Everyone knew when Roland was awake because he would be talking. Not just occasionally but a never-ending, mind-numbing ragbag of trivia, balderdash and self-directed praise. His interest in anyone in his orbit was zero. It was as if people only existed to provide the appearance that he was not talking to himself, which of course he was.
I first met Roland when he appeared as a student in art and design in the small college where I was studying a radically new undergraduate social work course. Along with us earnest would-be world-changers were engineers and physical education students and the pretentious tossers that were going to change the world of art, one pastiche at a time. Enter Roland.
Middle-aged, shaven-headed bald, and tubby, he dressed in what might have been the bohemian manner of the 60’s, including wearing that ultimate in affectation, a beret, set at what he must have imagined was a rakish angle. He was softly spoken but in a manner that resembled the most persistent of earworms.
Within weeks of entering this red-brick edifice to learning on the periphery of the city, he’d exhausted his supply of other art students to stupefy, especially given that most of them rarely attended, knowing that the college was more interested in them passing than they were themselves. After all, what is art?
So he went hunting any student or member of staff seated alone in the cafeteria, a desultory ‘mind if I join you?’ delivered as he plonked himself into the seat opposite his newest victim. Today I was his latest victim and completely unaware of the slow water-colour torture I was about to undergo.
After introducing himself and showing no interest in any form of reciprocation, he unfolded his tale of following his boyhood dream of becoming an artist, at the urging of his wife, children and friends. (I would later realise the latter category was entirely imaginary.)
He then draw from his voluminous portfolio a badly-daubed re-creation of the famous photo of the burning young Vietnamese girl running naked from the napalm drop in her village. He said his children had asked him to paint it, as sure a sign as any that anything else that emerged from his shiny, wet, red lips was probably almost certainly a lie or a wrongly remembered ‘fact’ gleaned from his vast knowledge of the world. He feigned modesty at the quality of his work, absent any opinion from me.
The next few minutes were eaten up by a monologue on the history of mushrooms and his unique knowledge of which ones were poisonous, knowledge which university professors drew on extensively in their research (he confided this sotto voce). I was saved by a fellow student wandering by reminding me of our next class and I quietly resolved to buy him a pint that very evening. I didn’t go through the motions of saying I’d enjoyed our conversation because I already sensed that inviting another one would border on self-flagellation.

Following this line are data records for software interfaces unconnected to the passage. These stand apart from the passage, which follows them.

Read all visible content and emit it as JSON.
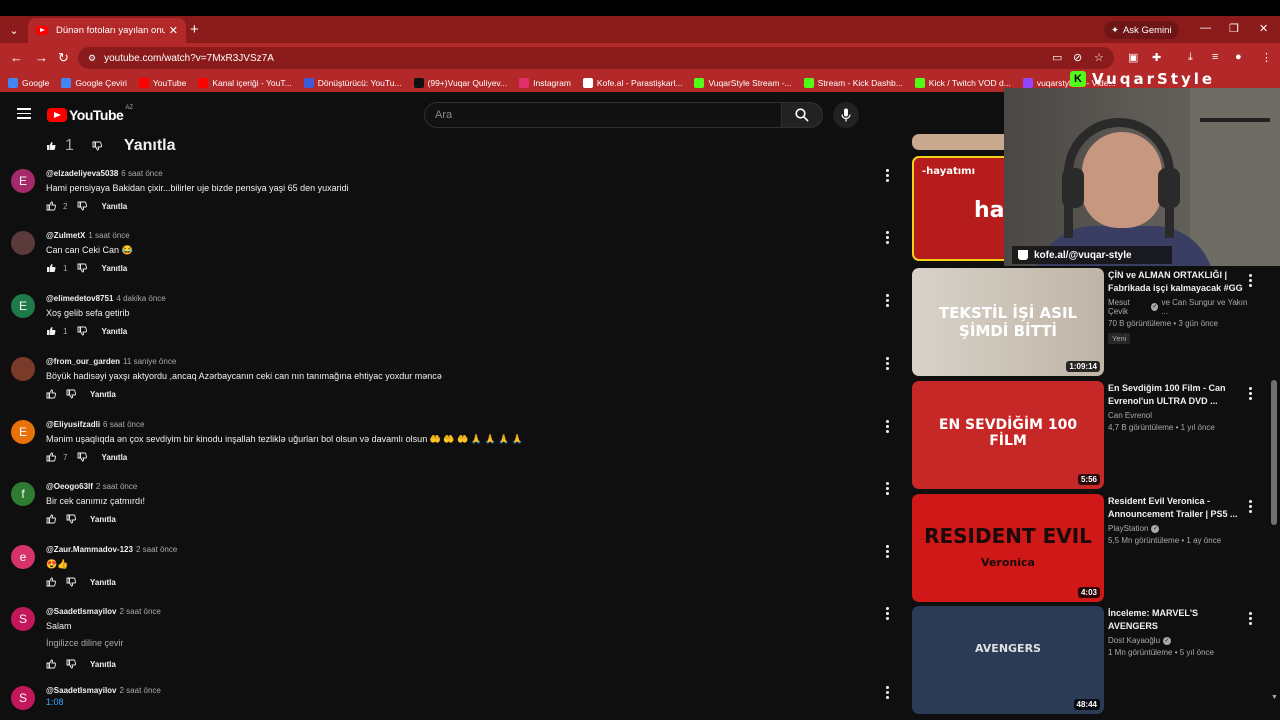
{
  "browser": {
    "tab_title": "Dünən fotoları yayılan onun du",
    "ask_gemini": "Ask Gemini",
    "url": "youtube.com/watch?v=7MxR3JVSz7A",
    "bookmarks": [
      {
        "label": "Google",
        "color": "#4285f4"
      },
      {
        "label": "Google Çeviri",
        "color": "#4285f4"
      },
      {
        "label": "YouTube",
        "color": "#ff0000"
      },
      {
        "label": "Kanal içeriği - YouT...",
        "color": "#ff0000"
      },
      {
        "label": "Dönüştürücü: YouTu...",
        "color": "#3b5bdb"
      },
      {
        "label": "(99+)Vuqar Quliyev...",
        "color": "#111111"
      },
      {
        "label": "Instagram",
        "color": "#e1306c"
      },
      {
        "label": "Kofe.al - Parastişkarl...",
        "color": "#ffffff"
      },
      {
        "label": "VuqarStyle Stream -...",
        "color": "#53fc18"
      },
      {
        "label": "Stream - Kick Dashb...",
        "color": "#53fc18"
      },
      {
        "label": "Kick / Twitch VOD d...",
        "color": "#53fc18"
      },
      {
        "label": "vuqarstyletw - Vide...",
        "color": "#9146ff"
      }
    ]
  },
  "youtube": {
    "logo_text": "YouTube",
    "country_code": "AZ",
    "search_placeholder": "Ara"
  },
  "comments": {
    "top_like_count": "1",
    "reply_label": "Yanıtla",
    "items": [
      {
        "user": "@elzadeliyeva5038",
        "time": "6 saat önce",
        "text": "Hami pensiyaya Bakidan çixir...bilirler uje bizde pensiya yaşi 65 den yuxaridi",
        "likes": "2",
        "avatar_letter": "E",
        "avatar_color": "#a52a6b"
      },
      {
        "user": "@ZulmetX",
        "time": "1 saat önce",
        "text": "Can can Ceki Can 😂",
        "likes": "1",
        "avatar_letter": "",
        "avatar_color": "#5a3a3a"
      },
      {
        "user": "@elimedetov8751",
        "time": "4 dakika önce",
        "text": "Xoş gelib sefa  getirib",
        "likes": "1",
        "avatar_letter": "E",
        "avatar_color": "#1f7a4a"
      },
      {
        "user": "@from_our_garden",
        "time": "11 saniye önce",
        "text": "Böyük hadisəyi yaxşı aktyordu ,ancaq  Azərbaycanın ceki can nın tanımağına ehtiyac yoxdur məncə",
        "likes": "",
        "avatar_letter": "",
        "avatar_color": "#7a3a2a"
      },
      {
        "user": "@Eliyusifzadli",
        "time": "6 saat önce",
        "text": "Mənim uşaqlıqda ən çox sevdiyim bir kinodu inşallah tezliklə uğurları bol olsun və davamlı olsun 🤲 🤲 🤲 🙏 🙏 🙏 🙏",
        "likes": "7",
        "avatar_letter": "E",
        "avatar_color": "#e8710a"
      },
      {
        "user": "@Oeogo63lf",
        "time": "2 saat önce",
        "text": "Bir cek canımız çatmırdı!",
        "likes": "",
        "avatar_letter": "f",
        "avatar_color": "#2e7d32"
      },
      {
        "user": "@Zaur.Mammadov-123",
        "time": "2 saat önce",
        "text": "😍👍",
        "likes": "",
        "avatar_letter": "e",
        "avatar_color": "#d6336c"
      },
      {
        "user": "@SaadetIsmayilov",
        "time": "2 saat önce",
        "text": "Salam",
        "text2": "İngilizce diline çevir",
        "likes": "",
        "avatar_letter": "S",
        "avatar_color": "#c2185b"
      },
      {
        "user": "@SaadetIsmayilov",
        "time": "2 saat önce",
        "timestamp_link": "1:08",
        "avatar_letter": "S",
        "avatar_color": "#c2185b"
      }
    ]
  },
  "recommendations": [
    {
      "title": "ÇİN ve ALMAN ORTAKLIĞI | Fabrikada işçi kalmayacak #GG",
      "channel": "Mesut Çevik",
      "channel_extra": "ve Can Sungur ve Yakın ...",
      "verified": true,
      "stats": "70 B görüntüleme • 3 gün önce",
      "badge": "Yeni",
      "duration": "1:09:14",
      "thumb_text": "TEKSTİL İŞİ ASIL ŞİMDİ BİTTİ"
    },
    {
      "title": "En Sevdiğim 100 Film - Can Evrenol'un ULTRA DVD ...",
      "channel": "Can Evrenol",
      "verified": false,
      "stats": "4,7 B görüntüleme • 1 yıl önce",
      "duration": "5:56",
      "thumb_text": "EN SEVDİĞİM 100 FİLM"
    },
    {
      "title": "Resident Evil Veronica - Announcement Trailer | PS5 ...",
      "channel": "PlayStation",
      "verified": true,
      "stats": "5,5 Mn görüntüleme • 1 ay önce",
      "duration": "4:03",
      "thumb_text": "RESIDENT EVIL",
      "thumb_sub": "Veronica"
    },
    {
      "title": "İnceleme: MARVEL'S AVENGERS",
      "channel": "Dost Kayaoğlu",
      "verified": true,
      "stats": "1 Mn görüntüleme • 5 yıl önce",
      "duration": "48:44",
      "thumb_text": "AVENGERS"
    }
  ],
  "overlay": {
    "brand": "VuqarStyle",
    "kofe": "kofe.al/@vuqar-style",
    "partial_thumb_text": "ha",
    "partial_thumb_text2": "-hayatımı"
  }
}
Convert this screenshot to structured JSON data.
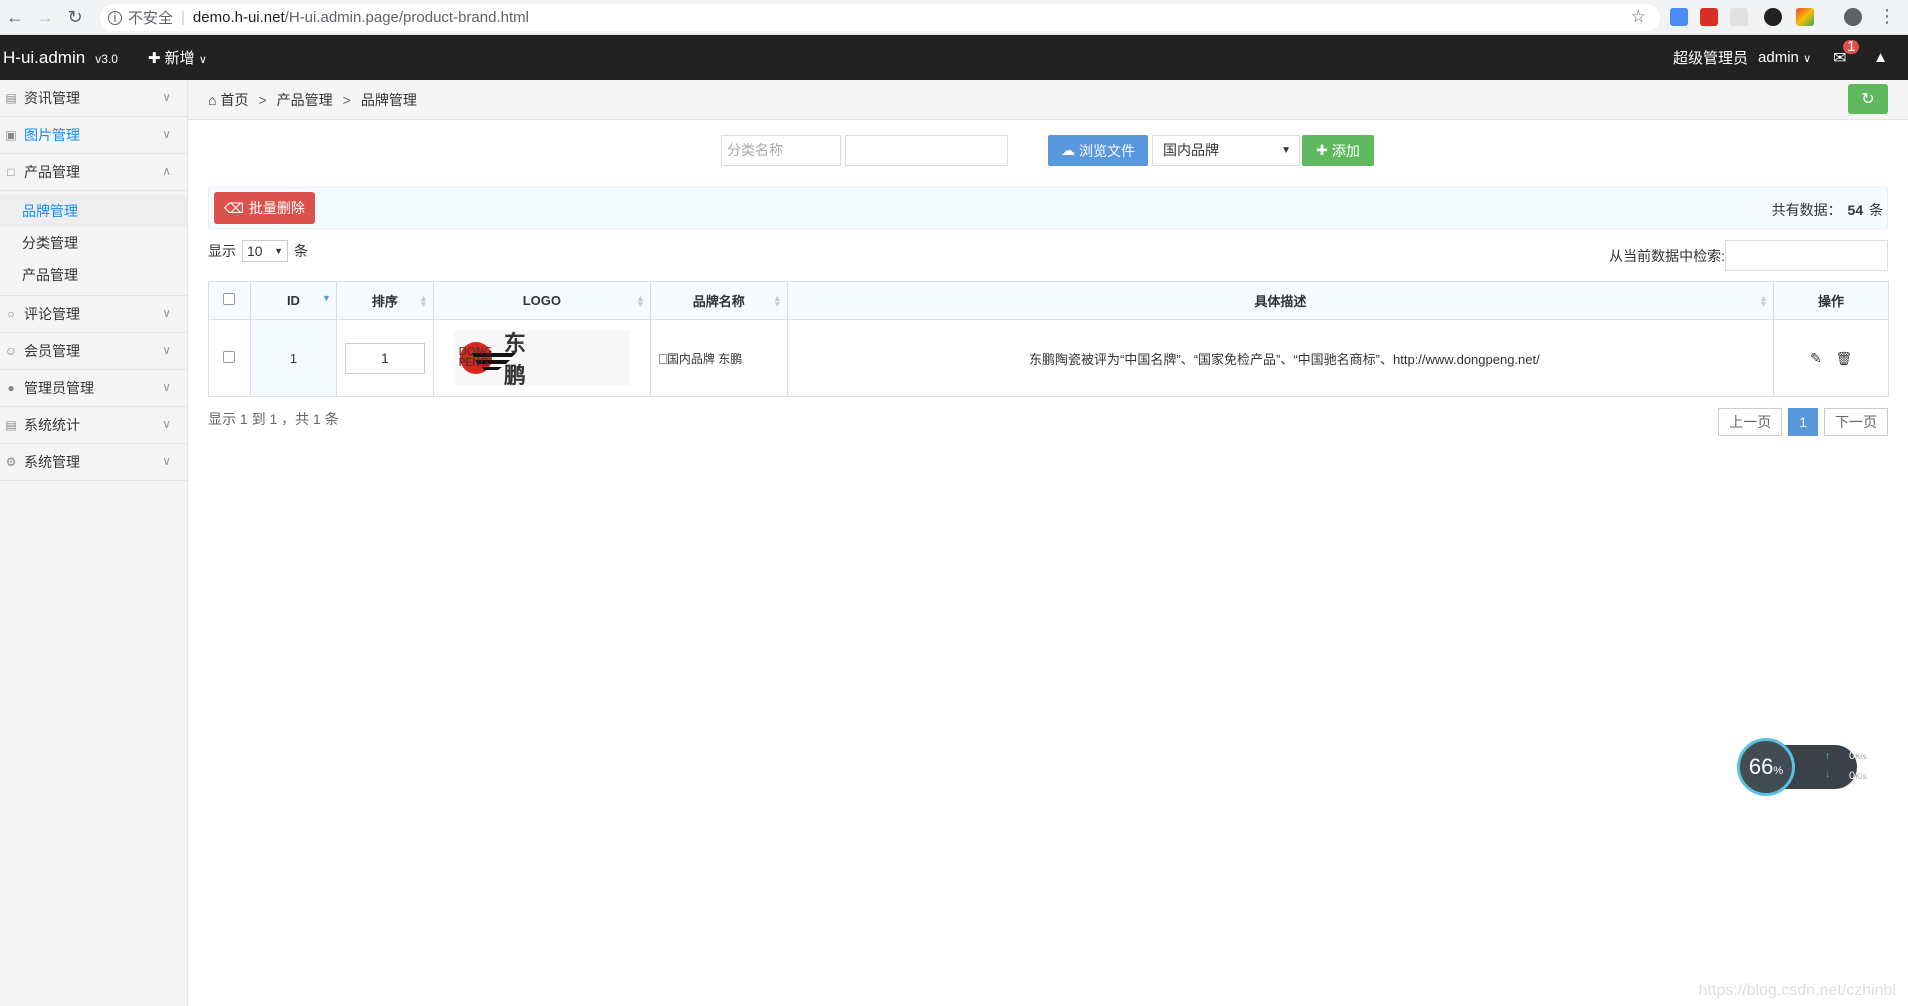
{
  "browser": {
    "insecure_label": "不安全",
    "url_host": "demo.h-ui.net",
    "url_path": "/H-ui.admin.page/product-brand.html"
  },
  "header": {
    "app_name": "H-ui.admin",
    "version": "v3.0",
    "add_new": "新增",
    "role": "超级管理员",
    "user": "admin",
    "message_count": "1"
  },
  "sidebar": {
    "items": [
      {
        "label": "资讯管理"
      },
      {
        "label": "图片管理"
      },
      {
        "label": "产品管理"
      },
      {
        "label": "评论管理"
      },
      {
        "label": "会员管理"
      },
      {
        "label": "管理员管理"
      },
      {
        "label": "系统统计"
      },
      {
        "label": "系统管理"
      }
    ],
    "product_sub": [
      {
        "label": "品牌管理"
      },
      {
        "label": "分类管理"
      },
      {
        "label": "产品管理"
      }
    ]
  },
  "breadcrumb": {
    "home": "首页",
    "level1": "产品管理",
    "level2": "品牌管理",
    "sep": ">"
  },
  "filter": {
    "category_placeholder": "分类名称",
    "browse_label": "浏览文件",
    "brand_type": "国内品牌",
    "add_label": "添加"
  },
  "toolbar": {
    "batch_delete": "批量删除",
    "total_prefix": "共有数据：",
    "total_count": "54",
    "total_suffix": "条"
  },
  "list_controls": {
    "show_prefix": "显示",
    "page_length": "10",
    "show_suffix": "条",
    "search_label": "从当前数据中检索:"
  },
  "table": {
    "headers": {
      "id": "ID",
      "order": "排序",
      "logo": "LOGO",
      "brand_name": "品牌名称",
      "description": "具体描述",
      "actions": "操作"
    },
    "rows": [
      {
        "id": "1",
        "order": "1",
        "logo_text_1": "DONG",
        "logo_text_2": "PENG",
        "logo_text_cn": "东鹏",
        "brand_img_alt": "国内品牌",
        "brand_name": "东鹏",
        "description": "东鹏陶瓷被评为“中国名牌”、“国家免检产品”、“中国驰名商标”、http://www.dongpeng.net/"
      }
    ]
  },
  "footer": {
    "info": "显示 1 到 1 ，共 1 条",
    "prev": "上一页",
    "current_page": "1",
    "next": "下一页"
  },
  "speed_widget": {
    "percent": "66",
    "percent_sign": "%",
    "up_value": "0",
    "down_value": "0",
    "unit": "K/s"
  },
  "watermark": "https://blog.csdn.net/czhinbl",
  "colors": {
    "header_bg": "#222222",
    "accent_blue": "#5a98de",
    "accent_green": "#5eb95e",
    "danger_red": "#dd514c",
    "active_link": "#148cf1"
  }
}
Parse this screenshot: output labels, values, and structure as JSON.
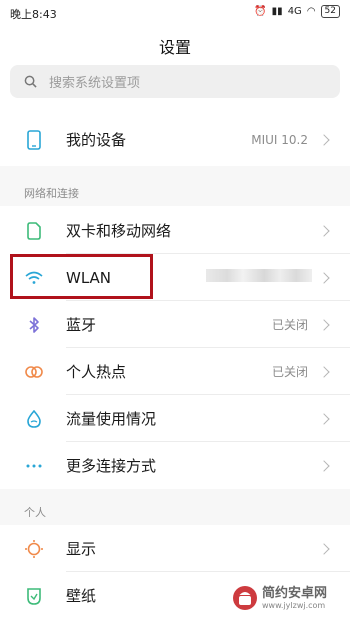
{
  "status": {
    "time": "晚上8:43",
    "network": "4G",
    "battery": "52"
  },
  "title": "设置",
  "search": {
    "placeholder": "搜索系统设置项"
  },
  "device": {
    "label": "我的设备",
    "value": "MIUI 10.2"
  },
  "sections": {
    "network": "网络和连接",
    "personal": "个人"
  },
  "network_items": [
    {
      "label": "双卡和移动网络",
      "value": ""
    },
    {
      "label": "WLAN",
      "value": ""
    },
    {
      "label": "蓝牙",
      "value": "已关闭"
    },
    {
      "label": "个人热点",
      "value": "已关闭"
    },
    {
      "label": "流量使用情况",
      "value": ""
    },
    {
      "label": "更多连接方式",
      "value": ""
    }
  ],
  "personal_items": [
    {
      "label": "显示"
    },
    {
      "label": "壁纸"
    }
  ],
  "watermark": {
    "name": "简约安卓网",
    "url": "www.jylzwj.com"
  },
  "colors": {
    "accent": "#29a6d6",
    "highlight": "#b0121b",
    "sim": "#3dbb79",
    "bluetooth": "#7d72d8",
    "hotspot": "#f08a4b",
    "display": "#f08a4b",
    "wallpaper": "#3dbb79"
  }
}
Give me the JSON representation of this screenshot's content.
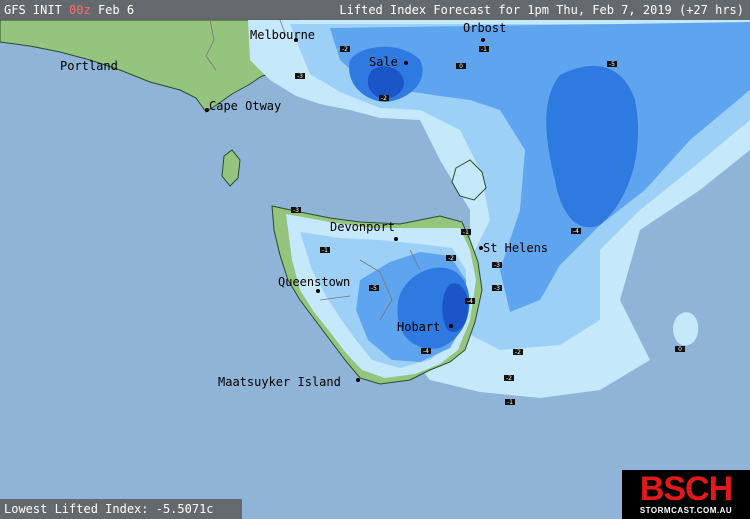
{
  "header": {
    "model": "GFS INIT",
    "run": "00z",
    "date": "Feb 6",
    "title": "Lifted Index Forecast for 1pm Thu, Feb 7, 2019 (+27 hrs)"
  },
  "footer": {
    "lowest_label": "Lowest Lifted Index: -5.5071c"
  },
  "logo": {
    "brand": "BSCH",
    "site": "STORMCAST.COM.AU"
  },
  "places": [
    {
      "name": "Melbourne"
    },
    {
      "name": "Orbost"
    },
    {
      "name": "Portland"
    },
    {
      "name": "Sale"
    },
    {
      "name": "Cape Otway"
    },
    {
      "name": "Devonport"
    },
    {
      "name": "St Helens"
    },
    {
      "name": "Queenstown"
    },
    {
      "name": "Hobart"
    },
    {
      "name": "Maatsuyker Island"
    }
  ],
  "grid_values": [
    "-2",
    "-1",
    "-3",
    "-5",
    "0",
    "-2",
    "-4",
    "-3",
    "-1",
    "-2",
    "-3",
    "-5",
    "-3",
    "-4",
    "-2",
    "-4",
    "-2",
    "-1",
    "0",
    "-1"
  ],
  "colors": {
    "sea": "#8fb4d8",
    "land": "#94c47e",
    "band_0": "#c6e8fb",
    "band_1": "#9dd0f7",
    "band_2": "#5fa4ee",
    "band_3": "#2e7ae0",
    "band_4": "#1a56c8",
    "header_bg": "#5f5f5f",
    "logo_red": "#e01a1a"
  }
}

By various ploys I managed to dodge Roland for the rest of the year and I decided there was a God when I heard that he’d made history as the very first art and design student to not achieve a pass mark, thus would not be returning. A year later I lost my Faith when Roland joined my local branch of the Labor Party.
Now it has to be said that local political party branch meetings, in all Parties, represent the gold standard in sapping the will to live of any vaguely rational being. Thus Roland fitted like a glove and he had found his home. He collared me on his first night and intimated that he had withdrawn from his art course because he could no longer accept being surrounded by Philistines. The next 10 minutes disappeared in a haze of didactics on the role of art in a capitalist society, until I told him the Branch was always looking for someone to organise the annual art auction fundraiser. His feet barely touched the ground as he sped off in search of the Secretary.
Eventually the wheel of democracy turned and Labor was returned to Government. I had already decided to move on to pursue other interests (i.e. to get a life) but the election night victory party remained obligatory (not to mention it’s highly desirable, to a student, free food and grog). As the night wore on the numbers started to thin to the True Believers and the drunks, so I began my exit round of farewells.
It was then that I noticed the circle that had formed amongst a group of die-hards. In the middle of the circle, Roland and another drunkard were on all fours, arguing over who was most accurately representing the pointing pose of some obscure breed of hunting dog and the exact intonation of its howl. Dante’s Vestibule of Hell had nothing on this performance.
I have spent the rest of my life alert for the oxygen-thieving Rolands of this world, in order to be able to breathe.